── Data for analysis

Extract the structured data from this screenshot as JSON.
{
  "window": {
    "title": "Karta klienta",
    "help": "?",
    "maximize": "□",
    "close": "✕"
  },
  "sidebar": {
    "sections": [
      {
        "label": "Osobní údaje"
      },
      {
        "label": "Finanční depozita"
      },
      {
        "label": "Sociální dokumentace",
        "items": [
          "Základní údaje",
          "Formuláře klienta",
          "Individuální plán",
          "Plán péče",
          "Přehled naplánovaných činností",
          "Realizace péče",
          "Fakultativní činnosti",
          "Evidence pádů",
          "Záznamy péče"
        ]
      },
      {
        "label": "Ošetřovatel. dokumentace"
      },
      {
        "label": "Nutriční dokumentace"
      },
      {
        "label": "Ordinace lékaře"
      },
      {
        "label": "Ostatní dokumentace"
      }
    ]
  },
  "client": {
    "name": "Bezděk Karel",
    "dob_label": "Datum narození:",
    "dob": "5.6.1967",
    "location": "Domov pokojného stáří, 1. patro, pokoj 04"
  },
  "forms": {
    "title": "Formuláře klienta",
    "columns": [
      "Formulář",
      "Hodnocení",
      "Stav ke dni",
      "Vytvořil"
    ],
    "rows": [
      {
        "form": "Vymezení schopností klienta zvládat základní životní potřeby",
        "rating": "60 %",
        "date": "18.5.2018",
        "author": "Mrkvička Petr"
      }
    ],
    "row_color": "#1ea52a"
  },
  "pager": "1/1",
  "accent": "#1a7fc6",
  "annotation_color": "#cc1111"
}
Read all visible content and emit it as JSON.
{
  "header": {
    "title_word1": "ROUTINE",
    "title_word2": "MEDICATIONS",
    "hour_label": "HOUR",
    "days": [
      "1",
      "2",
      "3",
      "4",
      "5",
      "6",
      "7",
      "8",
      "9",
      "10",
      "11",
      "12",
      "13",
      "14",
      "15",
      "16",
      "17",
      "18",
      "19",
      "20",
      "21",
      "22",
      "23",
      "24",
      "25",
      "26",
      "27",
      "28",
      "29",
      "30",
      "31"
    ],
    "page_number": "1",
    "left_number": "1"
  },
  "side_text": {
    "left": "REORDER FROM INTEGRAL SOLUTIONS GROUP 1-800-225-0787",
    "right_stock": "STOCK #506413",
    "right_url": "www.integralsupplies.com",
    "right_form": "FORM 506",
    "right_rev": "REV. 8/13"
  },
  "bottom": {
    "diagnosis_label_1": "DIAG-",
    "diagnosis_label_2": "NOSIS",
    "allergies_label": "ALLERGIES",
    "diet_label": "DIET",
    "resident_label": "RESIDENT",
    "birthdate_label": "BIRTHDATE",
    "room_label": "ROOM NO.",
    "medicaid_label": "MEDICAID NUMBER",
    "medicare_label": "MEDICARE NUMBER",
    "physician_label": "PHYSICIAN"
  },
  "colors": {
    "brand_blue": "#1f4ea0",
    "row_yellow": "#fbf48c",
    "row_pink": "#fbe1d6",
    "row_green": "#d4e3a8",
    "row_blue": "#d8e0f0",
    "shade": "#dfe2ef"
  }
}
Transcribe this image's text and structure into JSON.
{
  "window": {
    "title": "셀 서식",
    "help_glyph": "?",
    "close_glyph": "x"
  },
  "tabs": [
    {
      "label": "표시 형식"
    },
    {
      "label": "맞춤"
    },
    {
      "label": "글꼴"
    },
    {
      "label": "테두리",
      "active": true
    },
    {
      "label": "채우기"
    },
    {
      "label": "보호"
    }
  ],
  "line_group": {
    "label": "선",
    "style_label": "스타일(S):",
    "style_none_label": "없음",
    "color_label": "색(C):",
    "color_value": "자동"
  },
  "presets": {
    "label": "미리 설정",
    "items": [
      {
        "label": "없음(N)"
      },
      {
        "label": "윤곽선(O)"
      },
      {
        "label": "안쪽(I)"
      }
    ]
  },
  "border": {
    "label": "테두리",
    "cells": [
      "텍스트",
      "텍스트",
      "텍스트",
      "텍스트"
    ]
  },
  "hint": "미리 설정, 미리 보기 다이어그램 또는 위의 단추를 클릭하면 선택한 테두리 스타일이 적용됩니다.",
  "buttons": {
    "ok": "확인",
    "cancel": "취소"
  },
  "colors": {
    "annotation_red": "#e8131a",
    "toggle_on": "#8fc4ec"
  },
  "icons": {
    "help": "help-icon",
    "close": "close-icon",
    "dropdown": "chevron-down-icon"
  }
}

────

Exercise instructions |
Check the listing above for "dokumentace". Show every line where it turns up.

Exercise output |
        "label": "Sociální dokumentace",
        "label": "Ošetřovatel. dokumentace"
        "label": "Nutriční dokumentace"
        "label": "Ostatní dokumentace"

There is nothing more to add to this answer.